Tom Reiss, an American writer best known for his international bestseller ‘The Orientalist: In Search of a Man Caught Between East and West’, has succeeded yet again in producing this squash-buckling tale of a man so brave, so strong, and filled with such Revolutionary heroics, that he was immortalised in some of the best loved French novels of all time. I am talking of course of General Alexandre Dumas, the real life inspiration behind his son’s novels ‘The Three Musketeer’s and ‘The Conte of Monte Christo’. Dumas’ story is so incredible and so unbelievable that it is hard, at times, to believe it is non-fiction, and that the events that shaped his life really took place.

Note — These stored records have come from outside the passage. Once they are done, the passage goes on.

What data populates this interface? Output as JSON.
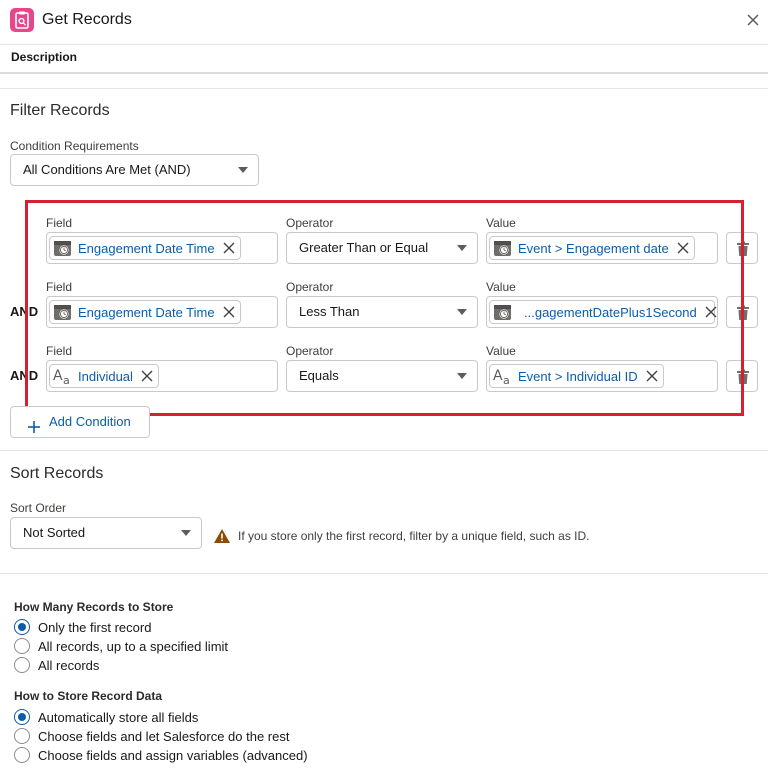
{
  "header": {
    "title": "Get Records",
    "description_label": "Description"
  },
  "filter": {
    "section_title": "Filter Records",
    "condition_req_label": "Condition Requirements",
    "condition_req_value": "All Conditions Are Met (AND)",
    "conditions": [
      {
        "connector": "",
        "field_label": "Field",
        "field": "Engagement Date Time",
        "field_icon": "calendar-clock-icon",
        "operator_label": "Operator",
        "operator": "Greater Than or Equal",
        "value_label": "Value",
        "value": "Event > Engagement date",
        "value_icon": "calendar-clock-icon"
      },
      {
        "connector": "AND",
        "field_label": "Field",
        "field": "Engagement Date Time",
        "field_icon": "calendar-clock-icon",
        "operator_label": "Operator",
        "operator": "Less Than",
        "value_label": "Value",
        "value": "...gagementDatePlus1Second",
        "value_icon": "calendar-clock-icon"
      },
      {
        "connector": "AND",
        "field_label": "Field",
        "field": "Individual",
        "field_icon": "text-aa-icon",
        "operator_label": "Operator",
        "operator": "Equals",
        "value_label": "Value",
        "value": "Event > Individual ID",
        "value_icon": "text-aa-icon"
      }
    ],
    "add_condition_label": "Add Condition"
  },
  "sort": {
    "section_title": "Sort Records",
    "order_label": "Sort Order",
    "order_value": "Not Sorted",
    "warning_text": "If you store only the first record, filter by a unique field, such as ID."
  },
  "store_count": {
    "label": "How Many Records to Store",
    "options": [
      "Only the first record",
      "All records, up to a specified limit",
      "All records"
    ],
    "selected_index": 0
  },
  "store_data": {
    "label": "How to Store Record Data",
    "options": [
      "Automatically store all fields",
      "Choose fields and let Salesforce do the rest",
      "Choose fields and assign variables (advanced)"
    ],
    "selected_index": 0
  },
  "colors": {
    "accent": "#0b5cab",
    "highlight_border": "#d5212f",
    "app_icon": "#e7478a",
    "warning": "#8c4b02"
  }
}
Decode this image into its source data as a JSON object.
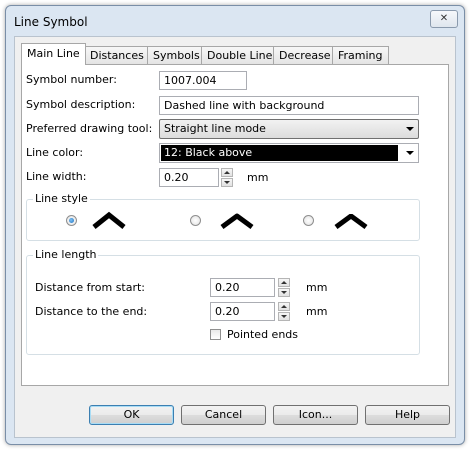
{
  "window": {
    "title": "Line Symbol",
    "close_glyph": "✕"
  },
  "tabs": [
    {
      "label": "Main Line",
      "active": true
    },
    {
      "label": "Distances"
    },
    {
      "label": "Symbols"
    },
    {
      "label": "Double Line"
    },
    {
      "label": "Decrease"
    },
    {
      "label": "Framing"
    }
  ],
  "main": {
    "symbol_number": {
      "label": "Symbol number:",
      "value": "1007.004"
    },
    "symbol_description": {
      "label": "Symbol description:",
      "value": "Dashed line with background"
    },
    "drawing_tool": {
      "label": "Preferred drawing tool:",
      "value": "Straight line mode"
    },
    "line_color": {
      "label": "Line color:",
      "value": "12: Black above",
      "swatch": "#000000"
    },
    "line_width": {
      "label": "Line width:",
      "value": "0.20",
      "unit": "mm"
    },
    "line_style": {
      "title": "Line style",
      "options": [
        {
          "icon": "miter-join-chevron-icon",
          "selected": true
        },
        {
          "icon": "round-join-chevron-icon",
          "selected": false
        },
        {
          "icon": "bevel-join-chevron-icon",
          "selected": false
        }
      ]
    },
    "line_length": {
      "title": "Line length",
      "distance_start": {
        "label": "Distance from start:",
        "value": "0.20",
        "unit": "mm"
      },
      "distance_end": {
        "label": "Distance to the end:",
        "value": "0.20",
        "unit": "mm"
      },
      "pointed_ends": {
        "label": "Pointed ends",
        "checked": false
      }
    }
  },
  "buttons": {
    "ok": "OK",
    "cancel": "Cancel",
    "icon": "Icon...",
    "help": "Help"
  }
}
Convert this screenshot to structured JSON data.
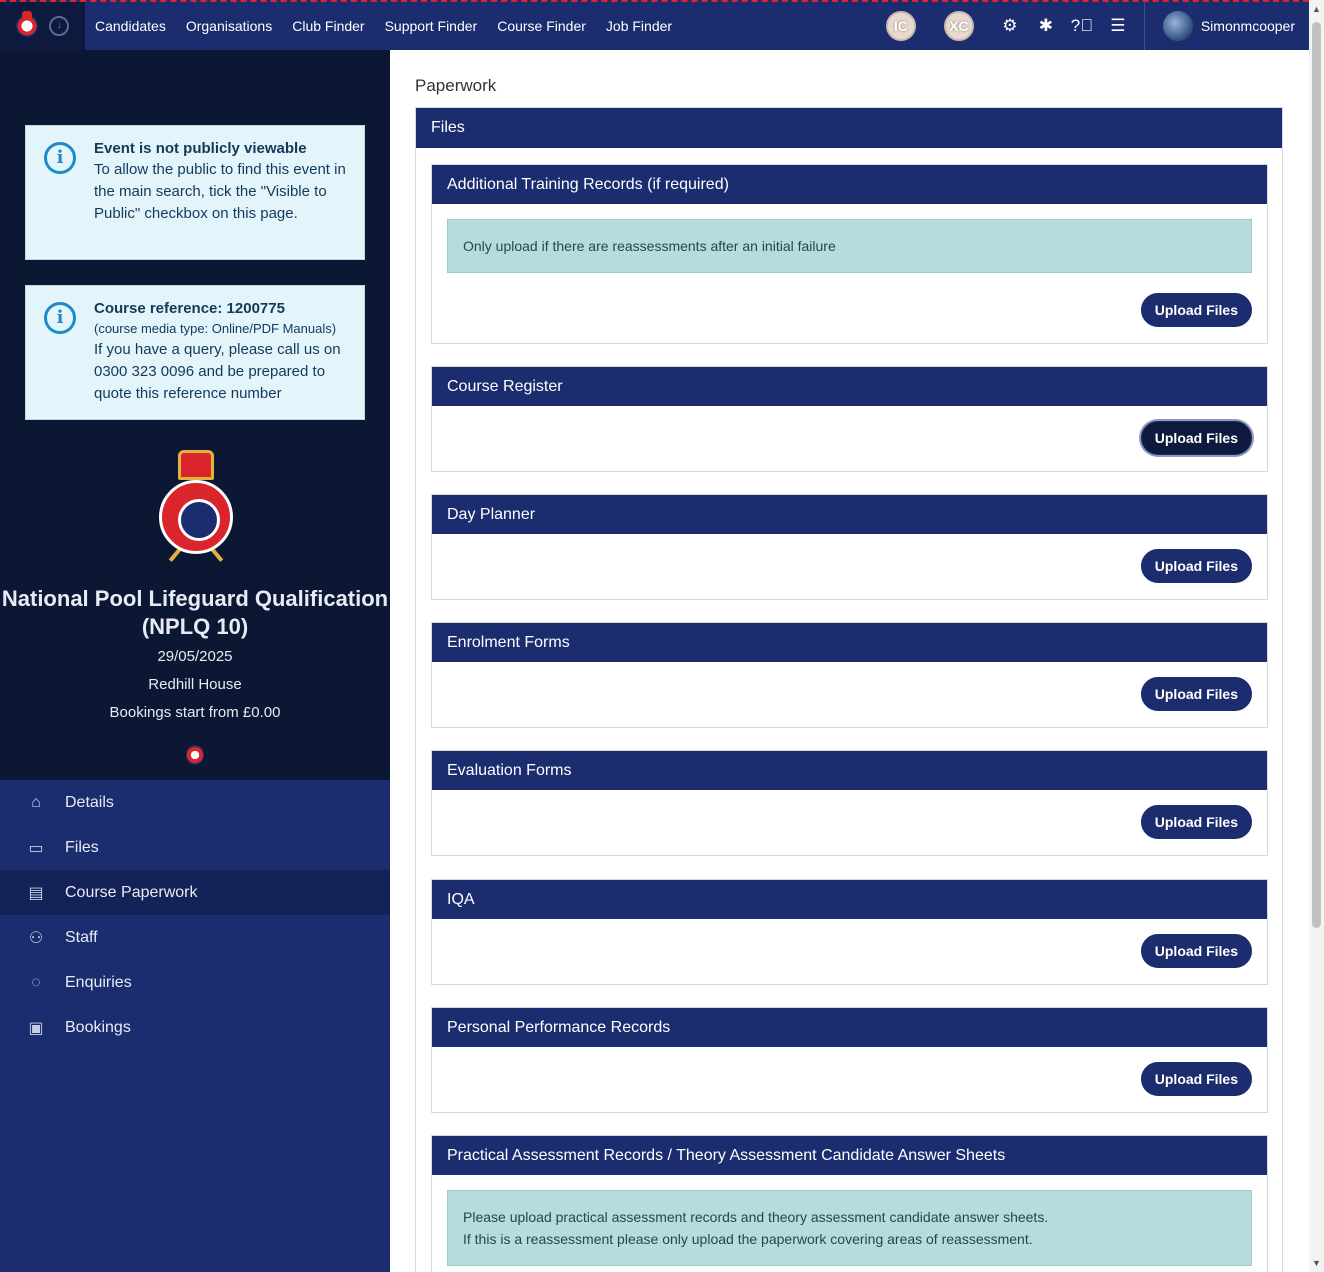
{
  "topnav": {
    "links": [
      "Candidates",
      "Organisations",
      "Club Finder",
      "Support Finder",
      "Course Finder",
      "Job Finder"
    ],
    "badges": [
      "IC",
      "XC"
    ],
    "icons": [
      "gear-icon",
      "bug-icon",
      "help-icon",
      "menu-icon"
    ],
    "user_name": "Simonmcooper"
  },
  "sidebar": {
    "notice1": {
      "title": "Event is not publicly viewable",
      "body": "To allow the public to find this event in the main search, tick the \"Visible to Public\" checkbox on this page."
    },
    "notice2": {
      "title": "Course reference: 1200775",
      "media": "(course media type: Online/PDF Manuals)",
      "body": "If you have a query, please call us on 0300 323 0096 and be prepared to quote this reference number"
    },
    "course": {
      "title": "National Pool Lifeguard Qualification (NPLQ 10)",
      "date": "29/05/2025",
      "venue": "Redhill House",
      "price": "Bookings start from £0.00"
    },
    "menu": [
      {
        "label": "Details",
        "icon": "home-icon"
      },
      {
        "label": "Files",
        "icon": "folder-icon"
      },
      {
        "label": "Course Paperwork",
        "icon": "document-icon"
      },
      {
        "label": "Staff",
        "icon": "users-icon"
      },
      {
        "label": "Enquiries",
        "icon": "chat-icon"
      },
      {
        "label": "Bookings",
        "icon": "clipboard-icon"
      }
    ],
    "active_item": "Course Paperwork"
  },
  "main": {
    "page_title": "Paperwork",
    "files_header": "Files",
    "upload_label": "Upload Files",
    "sections": [
      {
        "title": "Additional Training Records (if required)",
        "notice": "Only upload if there are reassessments after an initial failure"
      },
      {
        "title": "Course Register"
      },
      {
        "title": "Day Planner"
      },
      {
        "title": "Enrolment Forms"
      },
      {
        "title": "Evaluation Forms"
      },
      {
        "title": "IQA"
      },
      {
        "title": "Personal Performance Records"
      },
      {
        "title": "Practical Assessment Records / Theory Assessment Candidate Answer Sheets",
        "notice_lines": [
          "Please upload practical assessment records and theory assessment candidate answer sheets.",
          "If this is a reassessment please only upload the paperwork covering areas of reassessment."
        ]
      }
    ]
  },
  "colors": {
    "navy": "#1b2d6e",
    "dark_navy": "#0b1733",
    "notice_teal": "#b8dcdc",
    "info_bg": "#e4f4fb",
    "red_accent": "#d9252b"
  }
}
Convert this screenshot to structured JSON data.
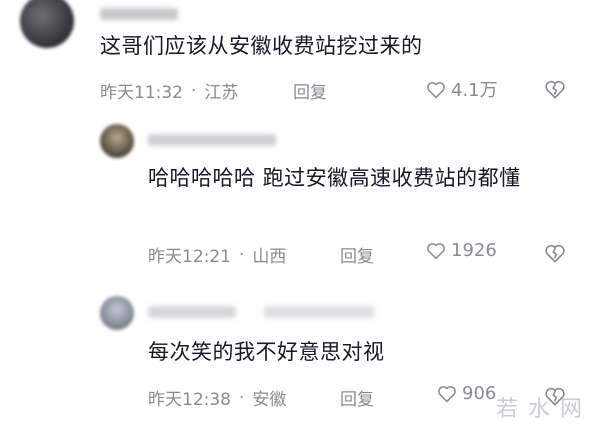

Alex Dumas’s real name was Thomas-Alexandre Davy de la Pailleterie; he was born in a slave colony in Saint Domingue, to a slave mother and a French aristocratic father. Alex’s father, who was for all intents and purposes a total scoundrel, sold Alex’s mother and their three other children in order to pay for his own passage back to France. Incidentally, he also sold Alex in this way but arranged for his travel to join him once he had raised the funds, and successfully bought his son back out of slavery. This was in 1776. Slavery was illegal in the forward thinking France of this time, so Alex’s colour was no issue in his being educated, or in his decision to join the army.
What was surprising was that Alex chose to shrug off his noble background, which could have secured him a commission and a place in the army as an officer. Instead he enlisted as a common soldier in the Queen’s Dragoons. As well as his social position he also shunned his father’s name, adopting ‘Dumas’, which was the surname of his mother, whom he would never see or hear from again.
This is actually Alex Dumas the writer dressed up as his beloved father, but you get the idea of the strength and power of the heroic Revolutionary. Oil portrait by Olivier Pichat.
No one could have been prepared for Alex’s meteoric rise through the ranks of the French army, something that could only be facilitated by the social and political upheaval thundering through France at the time. Having joined the army at 23, Alex would become General in Chief of the Army of the Alps by his 31st birthday; in command of some 53,000 troops. From the Alps Alex went to Italy, and then joined Napoleon’s ill-fated expedition to conquer Egypt in 1798.
In Egypt, Alex would soon realise he had a much more dangerous enemy than the Bedouin rebels in the unforgiving landscape of the desert. Napoleon himself quickly took a dislike to the handsome and tall, powerfully built and strong leader. It was easy to see why Napoleon felt threatened, when he stood at just over five foot, and Alex was well over six. The Egyptian campaign was an unmitigated disaster, with huge losses for the French and little ground won. Napoleon soon fled the hell-hole of his failures in Egypt and headed back to France in 1801 to take control of the rapidly deteriorating situation in Paris. Alex managed to arrange passage on a boat which proved to be unsound, and was forced to dock at Naples, which was at this time unforgivably anti-French. Alex was captured, thrown in a dungeon, and left there to rot for the best part of three years before his release could be arranged.
Finally returning to France in 1803, after many suffering and trials in lands far away from home, Alex was able to settle down with his adored wife Marie-Louise. They had a son, also called Alexandre, who would become one of France’s most beloved novelists. Alexandre hero worshiped his father, who would become the main inspiration for the characters and events in his stories.
Reiss tells a marvellous tale, with never seen before research that he uncovered by blowing up a safe in Villers-Cotterêts, France. Having heard an interview with him on Radio 4, and learning the tale of such a fantastically rich life, I knew I had to know Alex’s exceptional story. My only, very minor, complaint about this book is the lack of images included. I suppose this is a typical grievance for any Art Historian. Granted, images of Alex are few and far between. Reiss does however mention in a special chapter at the end of the book an old statue of the General in Paris. Sculpted by Alfred de Moncel, it showed Alex standing proud, like a ‘resolute patriot, grasping his long rifle like a walking stick’. Before the statue was destroyed by the Nazis in the winter of 1941-2 (I suppose it is easy to see why the Nazi’s would not want a statue of a strong and heroic black man standing proud) a few photographs were taken, and I would simply have loved to have seen one. Hell, I would have even liked to have seen the blown up safe!
Please do read this book if you love history and adventure. Many thanks to my sister for buying me the book for Christmas.
‘The Black Count- Glory, Revolution, Betrayal and the Count of Monte Cristo’ by Tom Reiss was published by Harvill Secker, London, in 2012.